In Europe, there is a different problem, namely the banks which are still not lending and so putting pressure on companies to raise capital in other ways.
Head of fund research at Brewin Dolphin, Ben Gutteridge said the market's response to the sector, for now at least, is not the signal of something more worrying, but equally it is not a good time to be adding to existing holdings.
An end to volatility?
While much of the outflows so far have been a result of investors switching out of high yield into safer money-market and government bond funds, Gutteridge believes we have seen the bulk of the selling.
Read MoreUS high-yield bond funds hit by worst outflows
"A general improvement in economic performance and corporate profitability leaves us doubtful that investors will sacrifice the yield currently on offer in high-yield bonds in order to move into cash or government bonds. We are also sceptical that holders of high-yield bonds would be motivated to switch into equities, given the pervasive overweight that already exists in this asset class," he said.
But in the short-term, volatility is set to remain.
"An illiquid trading environment has exacerbated price declines that first began in June on profit taking and then continued through July as equity markets remained volatile on a host of concerns from geopolitics to earnings to the economy," said investment strategist for LPL Financial, Anthony Valeri.
Read MoreWhy you shouldn't worry about high-yield outflows
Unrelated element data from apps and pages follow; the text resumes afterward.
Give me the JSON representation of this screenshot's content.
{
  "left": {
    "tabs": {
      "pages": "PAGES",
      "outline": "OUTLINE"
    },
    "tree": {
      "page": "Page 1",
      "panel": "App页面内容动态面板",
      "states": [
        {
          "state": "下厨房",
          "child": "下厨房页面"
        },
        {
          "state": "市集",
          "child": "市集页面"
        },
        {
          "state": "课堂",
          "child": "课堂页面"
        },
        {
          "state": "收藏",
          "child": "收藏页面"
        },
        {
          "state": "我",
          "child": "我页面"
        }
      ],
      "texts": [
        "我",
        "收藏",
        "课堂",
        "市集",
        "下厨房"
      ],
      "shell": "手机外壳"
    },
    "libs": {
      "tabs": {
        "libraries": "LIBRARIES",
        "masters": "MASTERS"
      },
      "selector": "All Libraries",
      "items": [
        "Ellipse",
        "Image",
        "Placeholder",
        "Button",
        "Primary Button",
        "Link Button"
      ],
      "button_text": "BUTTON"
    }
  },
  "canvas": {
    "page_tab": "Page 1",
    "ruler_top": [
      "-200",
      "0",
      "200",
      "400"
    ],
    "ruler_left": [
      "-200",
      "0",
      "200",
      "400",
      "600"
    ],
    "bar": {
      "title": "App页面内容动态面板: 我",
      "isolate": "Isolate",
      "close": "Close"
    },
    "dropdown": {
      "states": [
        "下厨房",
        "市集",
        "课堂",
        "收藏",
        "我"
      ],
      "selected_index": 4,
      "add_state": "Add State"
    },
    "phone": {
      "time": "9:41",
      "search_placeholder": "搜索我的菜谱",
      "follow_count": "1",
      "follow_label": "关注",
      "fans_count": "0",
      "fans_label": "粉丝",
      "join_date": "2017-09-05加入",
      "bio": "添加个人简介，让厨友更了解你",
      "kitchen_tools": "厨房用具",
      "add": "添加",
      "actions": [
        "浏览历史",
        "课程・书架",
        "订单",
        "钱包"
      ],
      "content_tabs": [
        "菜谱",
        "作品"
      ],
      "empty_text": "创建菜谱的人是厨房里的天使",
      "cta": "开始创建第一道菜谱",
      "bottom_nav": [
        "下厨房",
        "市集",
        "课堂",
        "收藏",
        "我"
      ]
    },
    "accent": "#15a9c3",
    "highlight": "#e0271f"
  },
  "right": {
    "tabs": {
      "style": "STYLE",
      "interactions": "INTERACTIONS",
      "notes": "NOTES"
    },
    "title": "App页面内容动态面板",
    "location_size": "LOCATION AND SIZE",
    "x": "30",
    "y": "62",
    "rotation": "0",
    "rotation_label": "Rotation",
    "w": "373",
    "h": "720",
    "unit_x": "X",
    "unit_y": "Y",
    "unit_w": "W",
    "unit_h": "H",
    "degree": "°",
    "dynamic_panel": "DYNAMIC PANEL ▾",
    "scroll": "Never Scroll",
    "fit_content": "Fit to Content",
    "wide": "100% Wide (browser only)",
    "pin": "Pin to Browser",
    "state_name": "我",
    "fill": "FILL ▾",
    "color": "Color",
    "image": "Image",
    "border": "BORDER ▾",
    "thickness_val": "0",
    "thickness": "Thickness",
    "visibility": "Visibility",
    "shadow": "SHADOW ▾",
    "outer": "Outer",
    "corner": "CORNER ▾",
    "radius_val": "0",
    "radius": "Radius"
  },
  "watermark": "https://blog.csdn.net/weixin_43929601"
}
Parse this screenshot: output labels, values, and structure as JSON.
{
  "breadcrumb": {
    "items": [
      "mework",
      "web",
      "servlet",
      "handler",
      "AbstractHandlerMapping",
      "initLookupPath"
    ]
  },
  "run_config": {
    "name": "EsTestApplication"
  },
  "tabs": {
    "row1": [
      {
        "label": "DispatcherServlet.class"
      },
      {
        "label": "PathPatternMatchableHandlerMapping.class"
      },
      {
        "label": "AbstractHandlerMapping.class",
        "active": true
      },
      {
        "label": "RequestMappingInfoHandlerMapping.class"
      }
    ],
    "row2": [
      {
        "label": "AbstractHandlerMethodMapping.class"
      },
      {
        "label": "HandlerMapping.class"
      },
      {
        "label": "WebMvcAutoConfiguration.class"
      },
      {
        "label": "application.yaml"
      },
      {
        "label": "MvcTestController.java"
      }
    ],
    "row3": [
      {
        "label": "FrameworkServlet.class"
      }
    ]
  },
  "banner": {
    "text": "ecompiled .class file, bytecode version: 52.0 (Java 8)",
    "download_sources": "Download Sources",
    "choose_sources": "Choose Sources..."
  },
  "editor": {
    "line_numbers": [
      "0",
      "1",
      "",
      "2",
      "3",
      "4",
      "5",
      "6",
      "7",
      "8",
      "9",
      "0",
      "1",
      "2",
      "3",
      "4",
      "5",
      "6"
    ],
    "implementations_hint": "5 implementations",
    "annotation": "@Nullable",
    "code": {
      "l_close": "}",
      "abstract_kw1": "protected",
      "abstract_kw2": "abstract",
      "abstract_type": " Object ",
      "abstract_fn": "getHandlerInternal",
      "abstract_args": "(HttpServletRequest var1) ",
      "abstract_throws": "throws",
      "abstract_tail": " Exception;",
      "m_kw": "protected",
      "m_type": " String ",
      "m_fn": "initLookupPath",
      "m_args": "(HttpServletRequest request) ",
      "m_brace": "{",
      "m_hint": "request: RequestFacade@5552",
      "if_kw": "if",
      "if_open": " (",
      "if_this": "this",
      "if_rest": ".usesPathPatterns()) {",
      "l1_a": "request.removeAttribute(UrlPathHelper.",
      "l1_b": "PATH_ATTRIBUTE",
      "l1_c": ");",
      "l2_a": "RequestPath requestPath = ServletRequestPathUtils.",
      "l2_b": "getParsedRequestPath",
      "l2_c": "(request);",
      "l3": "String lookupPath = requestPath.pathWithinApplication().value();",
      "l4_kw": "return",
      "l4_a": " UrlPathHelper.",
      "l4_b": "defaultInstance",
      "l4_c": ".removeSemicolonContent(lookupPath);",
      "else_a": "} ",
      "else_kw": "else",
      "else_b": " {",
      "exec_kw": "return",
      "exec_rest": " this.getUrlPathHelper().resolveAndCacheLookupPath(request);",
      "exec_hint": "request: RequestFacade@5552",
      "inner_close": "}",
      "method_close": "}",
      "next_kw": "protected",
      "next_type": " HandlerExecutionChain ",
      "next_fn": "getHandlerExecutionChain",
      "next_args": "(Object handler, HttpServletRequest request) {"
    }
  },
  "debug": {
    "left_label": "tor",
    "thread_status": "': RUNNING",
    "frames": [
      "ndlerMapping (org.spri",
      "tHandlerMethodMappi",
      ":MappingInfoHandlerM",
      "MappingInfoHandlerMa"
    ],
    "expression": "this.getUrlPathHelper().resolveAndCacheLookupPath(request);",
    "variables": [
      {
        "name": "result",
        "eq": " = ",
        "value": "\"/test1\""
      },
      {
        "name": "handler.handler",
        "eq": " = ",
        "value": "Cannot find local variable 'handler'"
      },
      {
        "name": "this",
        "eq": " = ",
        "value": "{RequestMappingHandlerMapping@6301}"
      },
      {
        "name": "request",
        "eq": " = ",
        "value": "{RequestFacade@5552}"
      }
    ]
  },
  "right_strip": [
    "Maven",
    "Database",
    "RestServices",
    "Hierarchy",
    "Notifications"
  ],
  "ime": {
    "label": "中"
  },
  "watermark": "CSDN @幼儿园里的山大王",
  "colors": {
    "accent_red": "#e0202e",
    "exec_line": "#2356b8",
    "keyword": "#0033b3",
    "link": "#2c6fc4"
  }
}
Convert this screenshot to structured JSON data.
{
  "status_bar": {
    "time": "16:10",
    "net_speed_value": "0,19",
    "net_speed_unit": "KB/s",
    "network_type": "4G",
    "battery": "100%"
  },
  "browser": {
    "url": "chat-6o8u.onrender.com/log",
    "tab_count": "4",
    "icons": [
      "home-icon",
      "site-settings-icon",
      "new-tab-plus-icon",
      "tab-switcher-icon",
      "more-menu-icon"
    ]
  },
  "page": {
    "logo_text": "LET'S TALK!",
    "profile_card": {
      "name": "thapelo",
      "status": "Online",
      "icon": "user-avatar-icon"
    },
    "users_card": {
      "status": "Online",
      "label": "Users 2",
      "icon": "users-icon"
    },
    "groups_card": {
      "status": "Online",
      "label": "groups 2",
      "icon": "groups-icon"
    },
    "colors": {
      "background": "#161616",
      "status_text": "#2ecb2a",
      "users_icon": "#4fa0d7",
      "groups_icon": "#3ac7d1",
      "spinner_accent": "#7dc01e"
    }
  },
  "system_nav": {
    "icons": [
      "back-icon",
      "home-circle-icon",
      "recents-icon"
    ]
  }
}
"While high-yield volatility has startled some, we view it as a natural market correction. High-yield bonds may remain volatile near term, but if the average yield (which is now 5.9 percent) increases, it should help bring out demand given still-low yields across high-quality bond markets," he said.
—By CNBC's Jenny Cosgrave: Follow her on Twitter